WHAT YOU SHOULD DO -> Set down the listing again, word for word.

DATA UNDER STUDY ->
────────────────────
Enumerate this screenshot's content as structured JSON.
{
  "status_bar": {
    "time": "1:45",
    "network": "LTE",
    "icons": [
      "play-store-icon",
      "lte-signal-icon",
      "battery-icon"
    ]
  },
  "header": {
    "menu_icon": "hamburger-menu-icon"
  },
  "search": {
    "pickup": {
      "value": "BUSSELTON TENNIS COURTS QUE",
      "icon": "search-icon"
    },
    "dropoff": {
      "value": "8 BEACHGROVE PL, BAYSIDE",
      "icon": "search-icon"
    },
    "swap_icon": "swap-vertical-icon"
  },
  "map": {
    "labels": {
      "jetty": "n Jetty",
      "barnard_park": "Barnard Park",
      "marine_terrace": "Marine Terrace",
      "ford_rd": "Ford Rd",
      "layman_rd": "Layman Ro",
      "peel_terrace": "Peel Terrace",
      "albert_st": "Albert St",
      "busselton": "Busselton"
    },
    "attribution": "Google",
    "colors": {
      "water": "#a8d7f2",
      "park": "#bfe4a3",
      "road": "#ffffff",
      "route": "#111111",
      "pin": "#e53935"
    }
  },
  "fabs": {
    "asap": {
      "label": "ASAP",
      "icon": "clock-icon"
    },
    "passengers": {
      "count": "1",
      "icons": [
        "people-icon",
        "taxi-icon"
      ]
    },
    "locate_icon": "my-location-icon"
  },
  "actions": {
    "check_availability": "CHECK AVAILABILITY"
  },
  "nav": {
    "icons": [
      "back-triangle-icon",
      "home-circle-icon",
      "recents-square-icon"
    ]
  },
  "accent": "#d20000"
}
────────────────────
EXERCISE OUTPUT ->
Enumerate this screenshot's content as structured JSON.
{
  "status_bar": {
    "time": "1:45",
    "network": "LTE",
    "icons": [
      "play-store-icon",
      "lte-signal-icon",
      "battery-icon"
    ]
  },
  "header": {
    "menu_icon": "hamburger-menu-icon"
  },
  "search": {
    "pickup": {
      "value": "BUSSELTON TENNIS COURTS QUE",
      "icon": "search-icon"
    },
    "dropoff": {
      "value": "8 BEACHGROVE PL, BAYSIDE",
      "icon": "search-icon"
    },
    "swap_icon": "swap-vertical-icon"
  },
  "map": {
    "labels": {
      "jetty": "n Jetty",
      "barnard_park": "Barnard Park",
      "marine_terrace": "Marine Terrace",
      "ford_rd": "Ford Rd",
      "layman_rd": "Layman Ro",
      "peel_terrace": "Peel Terrace",
      "albert_st": "Albert St",
      "busselton": "Busselton"
    },
    "attribution": "Google",
    "colors": {
      "water": "#a8d7f2",
      "park": "#bfe4a3",
      "road": "#ffffff",
      "route": "#111111",
      "pin": "#e53935"
    }
  },
  "fabs": {
    "asap": {
      "label": "ASAP",
      "icon": "clock-icon"
    },
    "passengers": {
      "count": "1",
      "icons": [
        "people-icon",
        "taxi-icon"
      ]
    },
    "locate_icon": "my-location-icon"
  },
  "actions": {
    "check_availability": "CHECK AVAILABILITY"
  },
  "nav": {
    "icons": [
      "back-triangle-icon",
      "home-circle-icon",
      "recents-square-icon"
    ]
  },
  "accent": "#d20000"
}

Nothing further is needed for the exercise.